Look through the material for lines with the word "progress", and copy each one.

********

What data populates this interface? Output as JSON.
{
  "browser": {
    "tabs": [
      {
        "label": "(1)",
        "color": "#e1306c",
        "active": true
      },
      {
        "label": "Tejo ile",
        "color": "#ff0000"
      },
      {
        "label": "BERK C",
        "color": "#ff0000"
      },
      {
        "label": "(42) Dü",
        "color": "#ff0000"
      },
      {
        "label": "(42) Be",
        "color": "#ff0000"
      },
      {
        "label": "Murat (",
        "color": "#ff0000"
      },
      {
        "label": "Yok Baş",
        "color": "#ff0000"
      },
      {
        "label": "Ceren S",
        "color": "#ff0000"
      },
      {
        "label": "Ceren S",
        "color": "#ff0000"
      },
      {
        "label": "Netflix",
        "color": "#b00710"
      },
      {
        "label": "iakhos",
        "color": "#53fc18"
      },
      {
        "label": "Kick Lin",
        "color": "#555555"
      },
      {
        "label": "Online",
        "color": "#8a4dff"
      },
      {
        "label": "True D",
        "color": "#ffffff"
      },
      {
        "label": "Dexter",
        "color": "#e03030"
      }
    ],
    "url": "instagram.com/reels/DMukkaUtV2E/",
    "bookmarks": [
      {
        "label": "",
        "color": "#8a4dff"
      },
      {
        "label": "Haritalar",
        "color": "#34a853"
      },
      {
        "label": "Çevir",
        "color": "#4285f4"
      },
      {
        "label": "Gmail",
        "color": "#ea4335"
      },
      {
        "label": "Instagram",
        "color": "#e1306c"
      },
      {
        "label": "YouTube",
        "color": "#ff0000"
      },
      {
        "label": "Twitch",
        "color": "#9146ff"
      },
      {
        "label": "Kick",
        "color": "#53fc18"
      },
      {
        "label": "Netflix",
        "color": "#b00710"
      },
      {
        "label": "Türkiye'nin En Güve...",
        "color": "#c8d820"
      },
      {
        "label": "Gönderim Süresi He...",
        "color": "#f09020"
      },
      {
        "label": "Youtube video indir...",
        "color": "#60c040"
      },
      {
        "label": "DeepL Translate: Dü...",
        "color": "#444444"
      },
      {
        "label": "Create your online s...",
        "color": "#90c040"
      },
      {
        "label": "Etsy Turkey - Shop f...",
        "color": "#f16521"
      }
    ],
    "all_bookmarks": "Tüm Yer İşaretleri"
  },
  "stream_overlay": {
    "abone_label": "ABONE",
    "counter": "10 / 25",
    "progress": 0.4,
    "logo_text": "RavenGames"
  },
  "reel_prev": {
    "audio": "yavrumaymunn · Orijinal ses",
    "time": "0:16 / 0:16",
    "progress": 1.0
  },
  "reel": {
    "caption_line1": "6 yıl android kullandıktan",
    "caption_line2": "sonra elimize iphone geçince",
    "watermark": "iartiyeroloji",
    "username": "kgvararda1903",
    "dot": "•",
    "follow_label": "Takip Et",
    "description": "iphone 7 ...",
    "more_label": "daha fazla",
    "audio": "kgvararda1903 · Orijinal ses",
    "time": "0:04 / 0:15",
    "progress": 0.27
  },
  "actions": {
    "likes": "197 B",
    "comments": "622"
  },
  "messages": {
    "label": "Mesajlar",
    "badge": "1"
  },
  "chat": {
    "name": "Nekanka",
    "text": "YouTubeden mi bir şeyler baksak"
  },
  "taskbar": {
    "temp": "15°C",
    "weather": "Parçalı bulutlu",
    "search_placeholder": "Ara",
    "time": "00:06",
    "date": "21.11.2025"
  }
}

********

*Answer to this problem*:
    "progress": 0.4,
    "progress": 1.0
    "progress": 0.27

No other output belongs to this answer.